Data about app and page elements
·····

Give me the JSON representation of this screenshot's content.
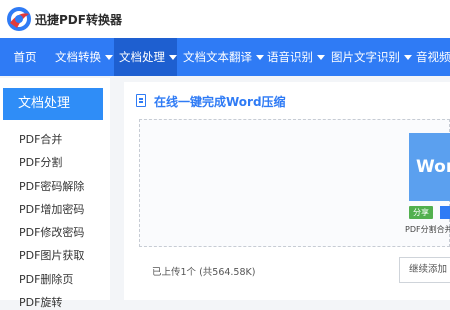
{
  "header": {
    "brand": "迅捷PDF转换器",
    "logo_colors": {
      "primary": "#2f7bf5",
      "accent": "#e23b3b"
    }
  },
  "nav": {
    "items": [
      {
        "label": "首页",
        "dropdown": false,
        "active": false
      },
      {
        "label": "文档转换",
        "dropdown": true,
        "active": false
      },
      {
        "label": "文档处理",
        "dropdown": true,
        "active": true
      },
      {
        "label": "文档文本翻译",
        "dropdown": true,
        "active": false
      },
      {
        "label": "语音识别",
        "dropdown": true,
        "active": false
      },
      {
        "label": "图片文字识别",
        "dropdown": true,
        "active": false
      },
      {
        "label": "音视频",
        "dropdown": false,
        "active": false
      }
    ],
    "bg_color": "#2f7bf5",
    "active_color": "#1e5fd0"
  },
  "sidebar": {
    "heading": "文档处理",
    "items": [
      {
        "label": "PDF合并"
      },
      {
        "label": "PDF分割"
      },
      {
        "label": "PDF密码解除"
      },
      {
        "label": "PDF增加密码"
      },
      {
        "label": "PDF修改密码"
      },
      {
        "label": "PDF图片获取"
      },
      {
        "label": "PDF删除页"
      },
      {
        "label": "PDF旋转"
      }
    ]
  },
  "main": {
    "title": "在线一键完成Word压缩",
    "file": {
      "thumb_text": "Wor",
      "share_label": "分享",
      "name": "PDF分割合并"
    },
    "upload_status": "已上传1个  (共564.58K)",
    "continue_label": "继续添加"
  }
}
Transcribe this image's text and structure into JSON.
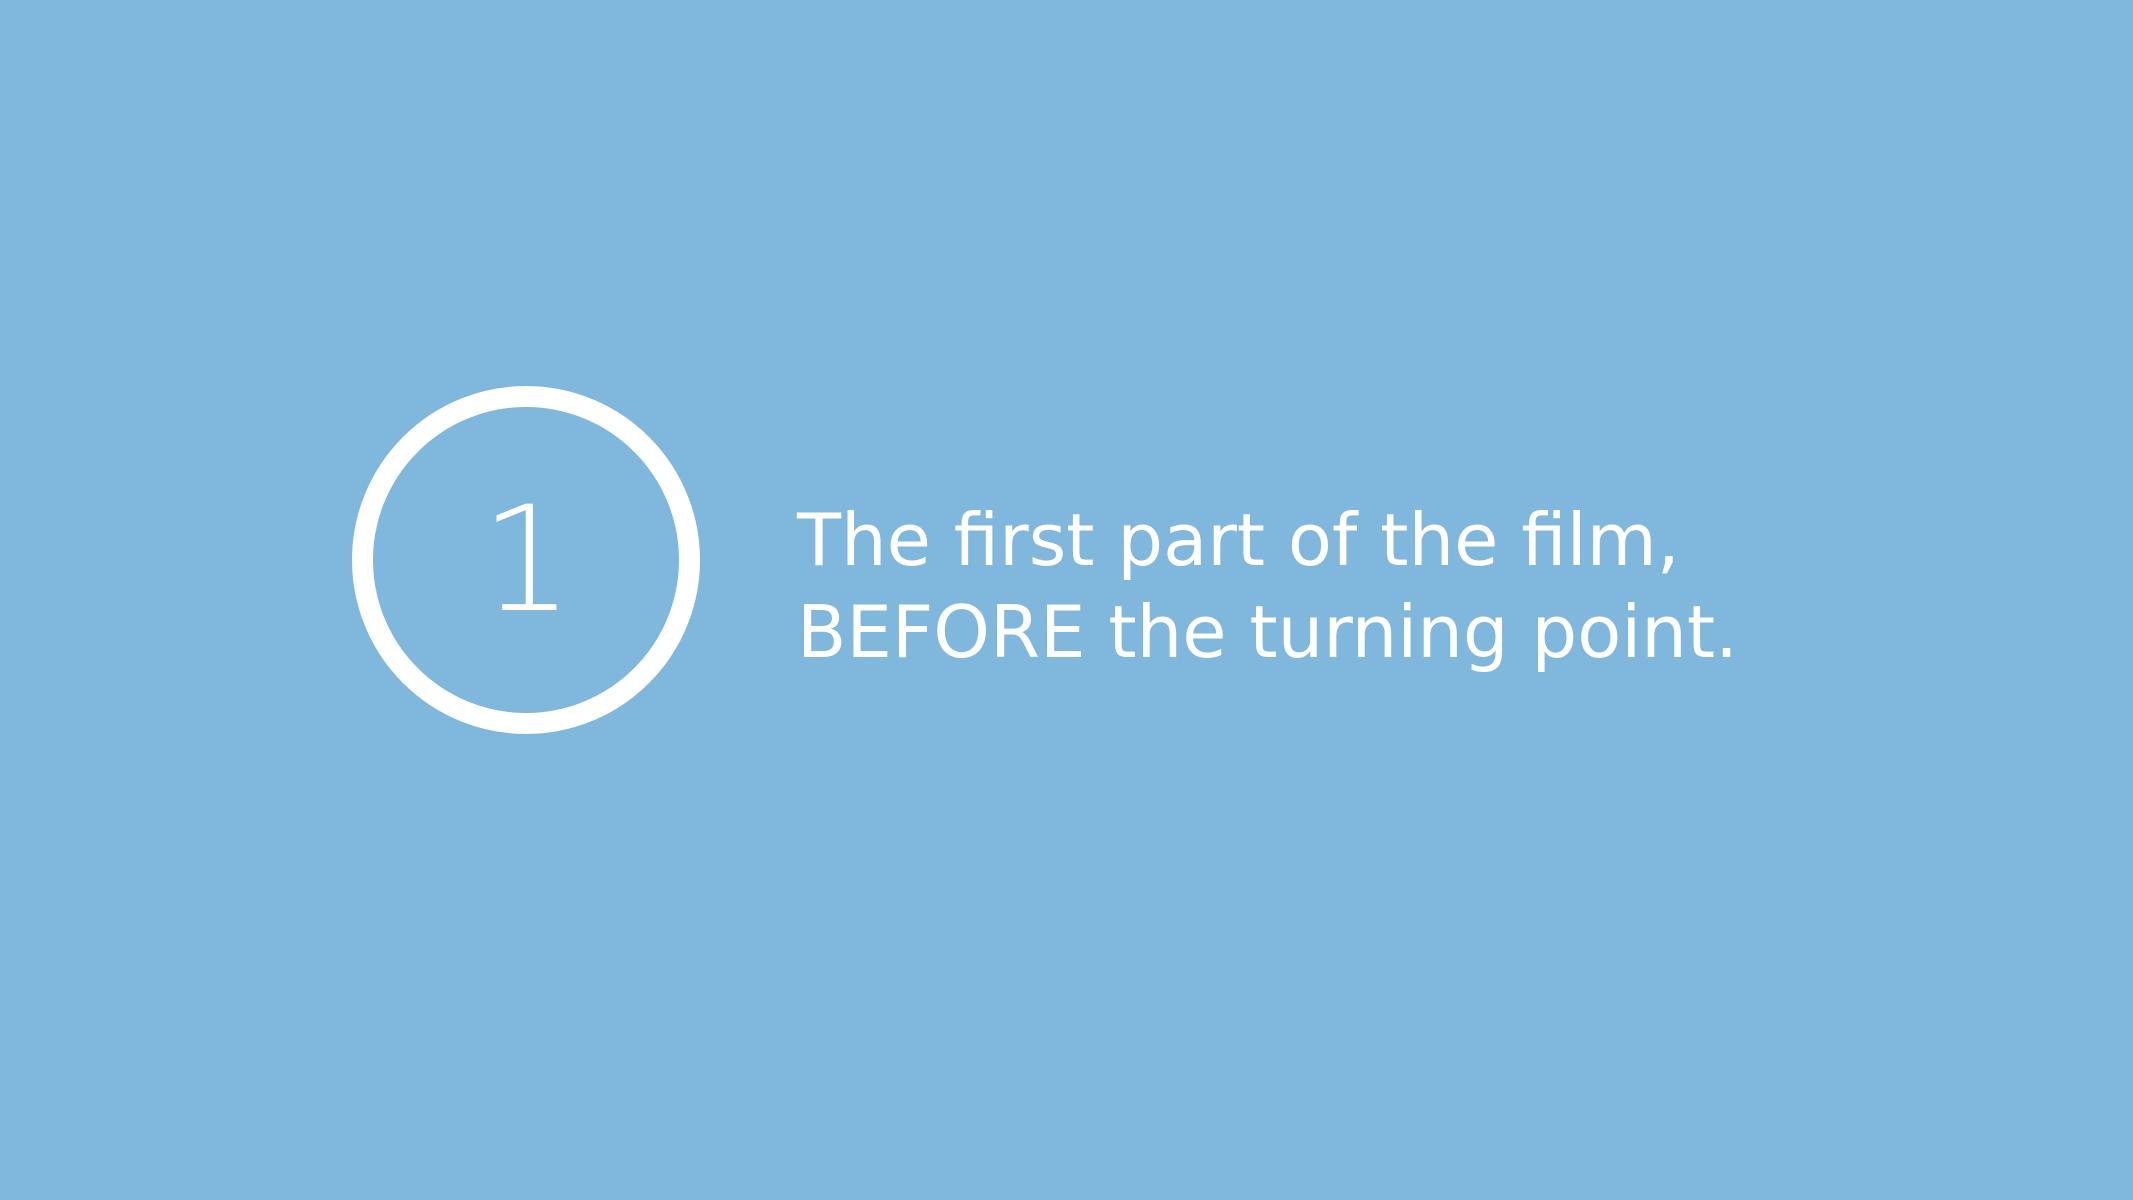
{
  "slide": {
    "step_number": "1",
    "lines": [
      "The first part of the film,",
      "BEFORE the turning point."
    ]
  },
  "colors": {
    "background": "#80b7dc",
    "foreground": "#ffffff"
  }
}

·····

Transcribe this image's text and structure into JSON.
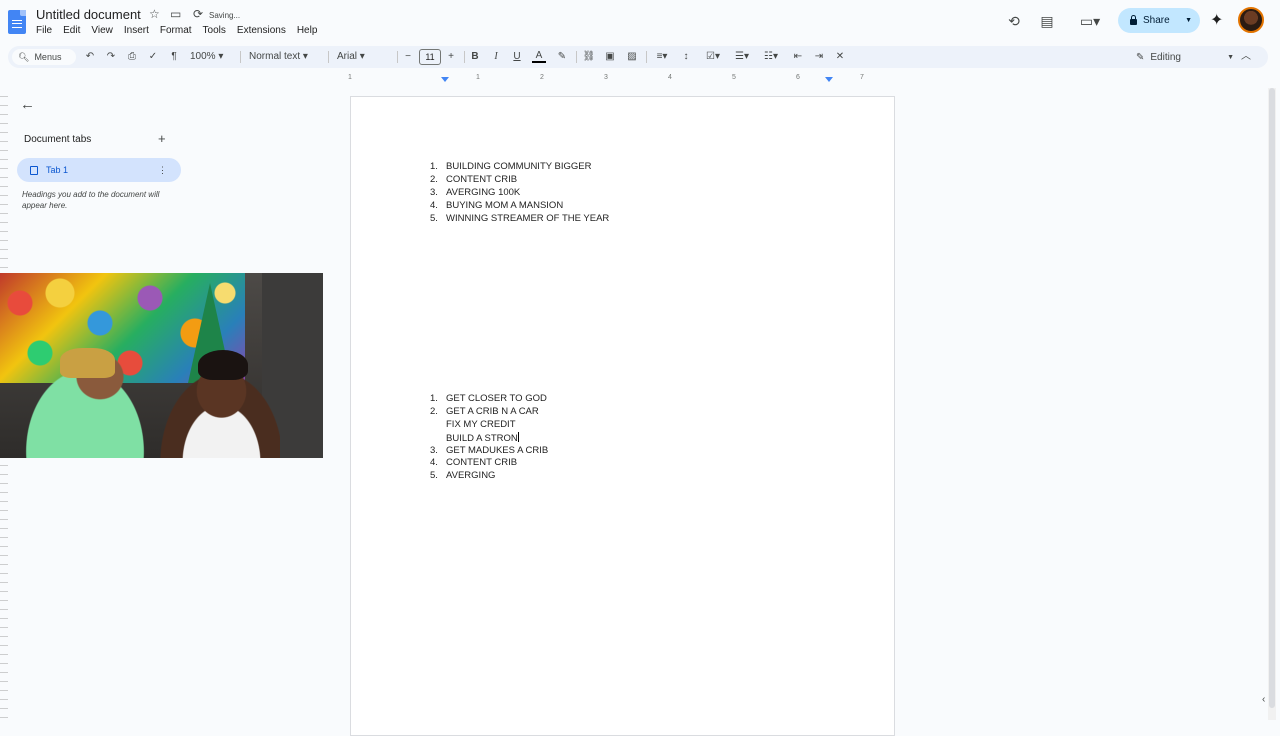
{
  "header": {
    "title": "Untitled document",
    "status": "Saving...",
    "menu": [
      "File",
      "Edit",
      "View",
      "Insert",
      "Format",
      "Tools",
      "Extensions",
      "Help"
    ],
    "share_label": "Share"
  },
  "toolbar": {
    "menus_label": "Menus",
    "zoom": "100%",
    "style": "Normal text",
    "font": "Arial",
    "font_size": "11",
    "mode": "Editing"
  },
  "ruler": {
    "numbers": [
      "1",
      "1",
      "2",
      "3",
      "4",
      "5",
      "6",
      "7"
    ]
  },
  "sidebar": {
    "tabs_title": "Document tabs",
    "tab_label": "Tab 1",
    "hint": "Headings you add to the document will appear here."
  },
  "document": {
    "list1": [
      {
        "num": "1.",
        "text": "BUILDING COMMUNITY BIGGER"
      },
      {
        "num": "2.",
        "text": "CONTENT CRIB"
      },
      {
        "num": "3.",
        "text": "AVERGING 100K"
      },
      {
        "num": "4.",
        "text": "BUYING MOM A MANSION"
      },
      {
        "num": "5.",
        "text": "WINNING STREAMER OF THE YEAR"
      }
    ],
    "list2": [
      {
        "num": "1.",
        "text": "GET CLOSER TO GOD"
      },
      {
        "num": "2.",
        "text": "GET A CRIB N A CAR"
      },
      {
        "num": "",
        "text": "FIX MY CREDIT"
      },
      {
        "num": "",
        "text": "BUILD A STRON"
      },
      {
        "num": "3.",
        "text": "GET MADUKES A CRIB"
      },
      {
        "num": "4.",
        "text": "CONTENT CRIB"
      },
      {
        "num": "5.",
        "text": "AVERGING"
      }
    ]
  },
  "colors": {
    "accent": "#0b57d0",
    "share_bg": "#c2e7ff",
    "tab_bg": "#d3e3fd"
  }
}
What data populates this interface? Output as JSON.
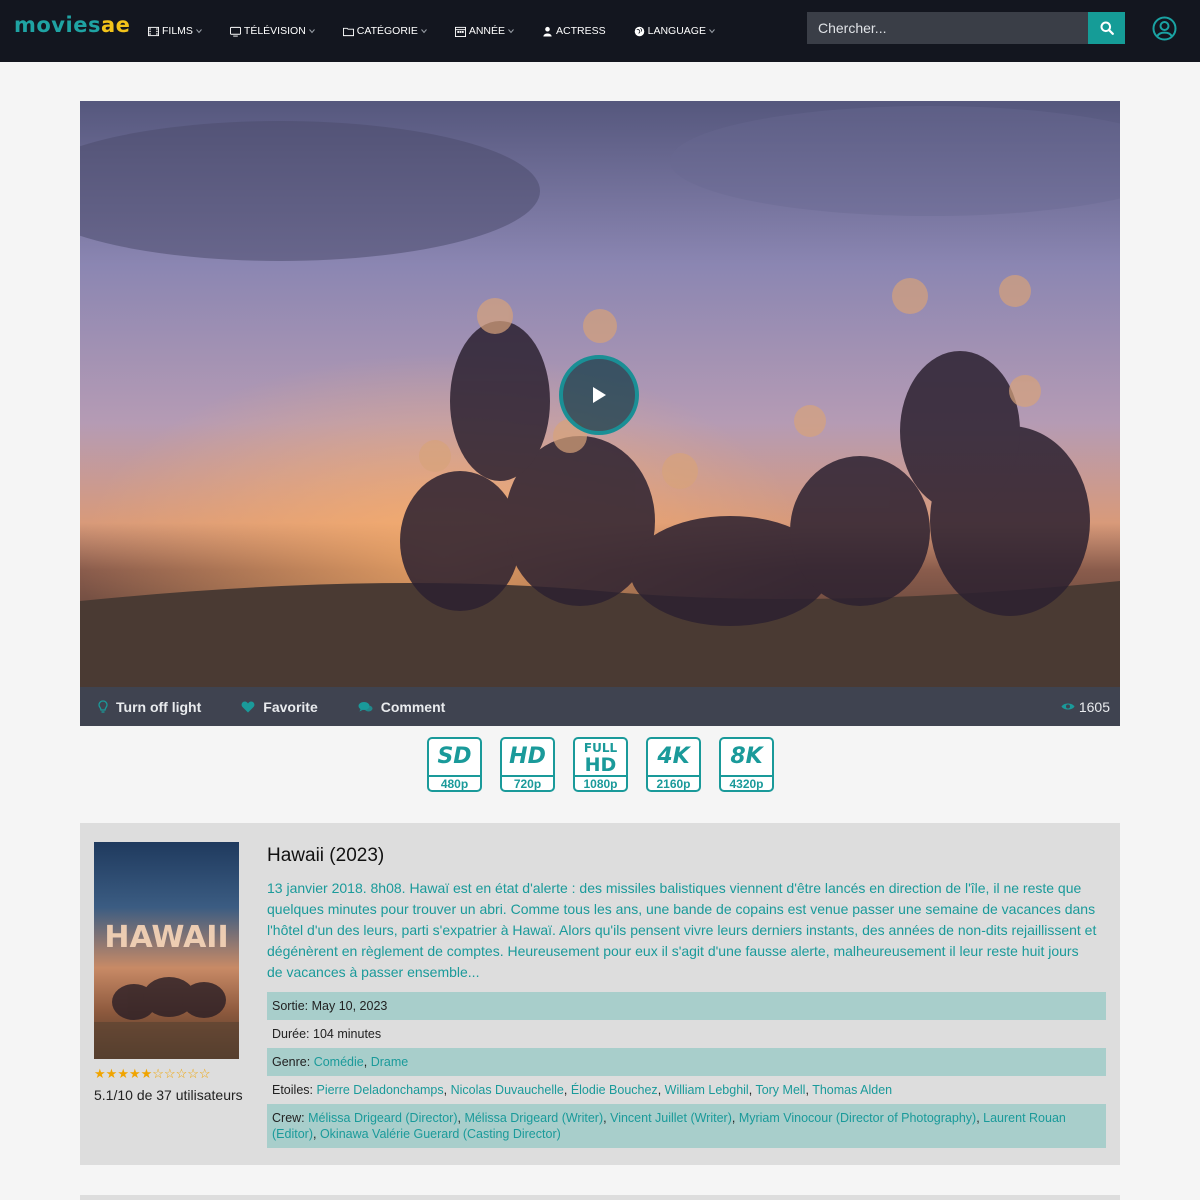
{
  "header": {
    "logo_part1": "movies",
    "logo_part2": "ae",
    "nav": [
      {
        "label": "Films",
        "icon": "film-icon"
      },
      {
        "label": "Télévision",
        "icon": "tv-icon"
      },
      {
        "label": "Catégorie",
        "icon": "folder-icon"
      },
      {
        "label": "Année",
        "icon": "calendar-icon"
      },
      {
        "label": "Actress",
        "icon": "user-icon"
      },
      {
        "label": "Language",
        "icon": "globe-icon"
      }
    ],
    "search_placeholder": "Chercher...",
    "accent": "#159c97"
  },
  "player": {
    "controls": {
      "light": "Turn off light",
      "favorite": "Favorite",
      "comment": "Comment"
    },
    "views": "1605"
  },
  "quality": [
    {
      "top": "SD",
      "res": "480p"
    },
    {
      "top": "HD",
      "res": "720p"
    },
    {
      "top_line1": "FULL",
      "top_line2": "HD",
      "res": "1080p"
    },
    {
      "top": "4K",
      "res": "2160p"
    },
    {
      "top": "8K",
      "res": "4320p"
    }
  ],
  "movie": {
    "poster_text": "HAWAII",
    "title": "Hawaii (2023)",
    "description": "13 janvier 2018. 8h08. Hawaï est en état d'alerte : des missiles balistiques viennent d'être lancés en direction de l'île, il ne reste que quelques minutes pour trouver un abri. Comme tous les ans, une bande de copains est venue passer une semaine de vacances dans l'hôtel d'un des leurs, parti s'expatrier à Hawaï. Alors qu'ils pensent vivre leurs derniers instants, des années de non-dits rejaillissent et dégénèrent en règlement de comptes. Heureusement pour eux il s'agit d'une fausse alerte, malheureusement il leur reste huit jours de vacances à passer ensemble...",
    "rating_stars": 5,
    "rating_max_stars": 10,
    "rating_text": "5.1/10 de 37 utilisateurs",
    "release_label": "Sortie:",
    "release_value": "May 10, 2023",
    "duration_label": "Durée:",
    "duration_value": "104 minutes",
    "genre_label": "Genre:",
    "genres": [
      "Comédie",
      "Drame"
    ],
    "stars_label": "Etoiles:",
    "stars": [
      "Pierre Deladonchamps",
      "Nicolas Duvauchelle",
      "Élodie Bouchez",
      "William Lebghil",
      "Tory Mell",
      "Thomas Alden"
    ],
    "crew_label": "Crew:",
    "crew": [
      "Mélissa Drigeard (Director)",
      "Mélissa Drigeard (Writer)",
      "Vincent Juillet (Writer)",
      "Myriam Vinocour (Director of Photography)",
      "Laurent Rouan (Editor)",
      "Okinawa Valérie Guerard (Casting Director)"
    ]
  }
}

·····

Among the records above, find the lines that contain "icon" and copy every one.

[Response box]
        "icon": "film-icon"
        "icon": "tv-icon"
        "icon": "folder-icon"
        "icon": "calendar-icon"
        "icon": "user-icon"
        "icon": "globe-icon"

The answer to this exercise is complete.